• WORK REQUIRED
Look through the data below. Pick out the lines holding the string "text".
━━ DATA PROVIDED ━━
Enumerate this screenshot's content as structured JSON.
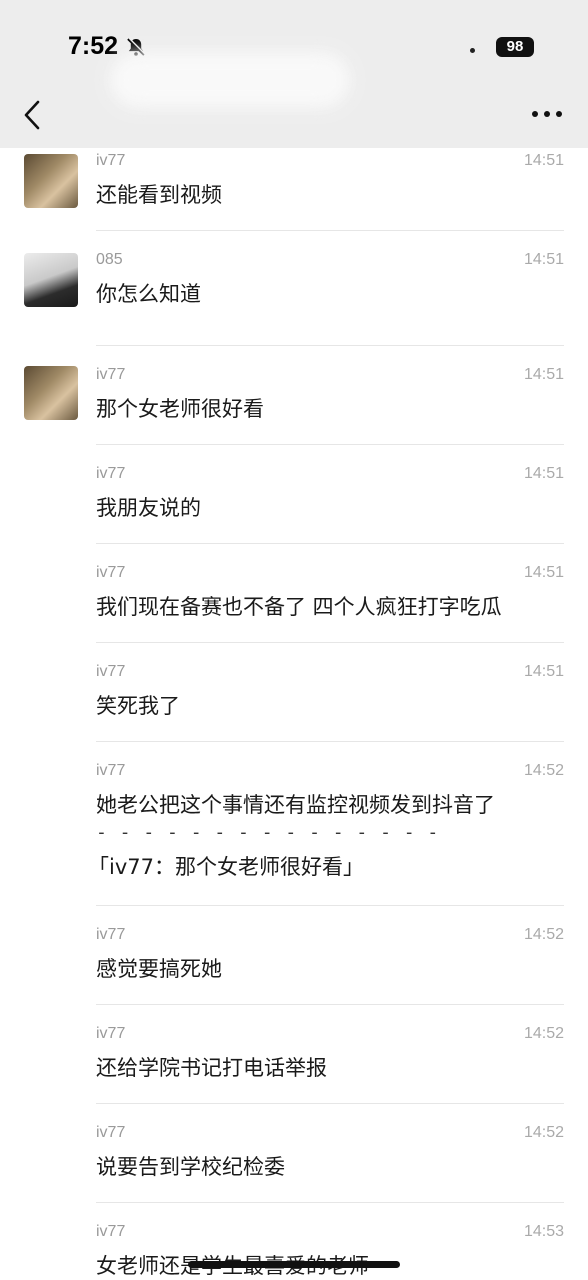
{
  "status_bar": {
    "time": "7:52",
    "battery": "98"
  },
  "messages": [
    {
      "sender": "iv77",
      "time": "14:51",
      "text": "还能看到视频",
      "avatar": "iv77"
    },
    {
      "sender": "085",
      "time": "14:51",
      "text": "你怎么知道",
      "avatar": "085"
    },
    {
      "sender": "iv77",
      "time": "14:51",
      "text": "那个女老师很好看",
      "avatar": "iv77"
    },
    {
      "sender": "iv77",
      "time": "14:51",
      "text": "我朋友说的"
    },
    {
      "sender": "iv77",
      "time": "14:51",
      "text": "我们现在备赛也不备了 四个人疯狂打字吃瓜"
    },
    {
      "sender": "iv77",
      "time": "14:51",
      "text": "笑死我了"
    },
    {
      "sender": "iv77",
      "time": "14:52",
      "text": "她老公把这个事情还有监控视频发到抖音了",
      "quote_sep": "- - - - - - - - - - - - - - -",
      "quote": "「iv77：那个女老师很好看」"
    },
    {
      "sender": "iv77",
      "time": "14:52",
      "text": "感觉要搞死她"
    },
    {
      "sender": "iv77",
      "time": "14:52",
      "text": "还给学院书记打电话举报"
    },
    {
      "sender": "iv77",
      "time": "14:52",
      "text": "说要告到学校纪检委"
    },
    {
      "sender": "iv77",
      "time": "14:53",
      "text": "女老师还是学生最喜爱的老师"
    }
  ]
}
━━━
• THE COMPLETED TASK
      "text": "还能看到视频",
      "text": "你怎么知道",
      "text": "那个女老师很好看",
      "text": "我朋友说的"
      "text": "我们现在备赛也不备了 四个人疯狂打字吃瓜"
      "text": "笑死我了"
      "text": "她老公把这个事情还有监控视频发到抖音了",
      "text": "感觉要搞死她"
      "text": "还给学院书记打电话举报"
      "text": "说要告到学校纪检委"
      "text": "女老师还是学生最喜爱的老师"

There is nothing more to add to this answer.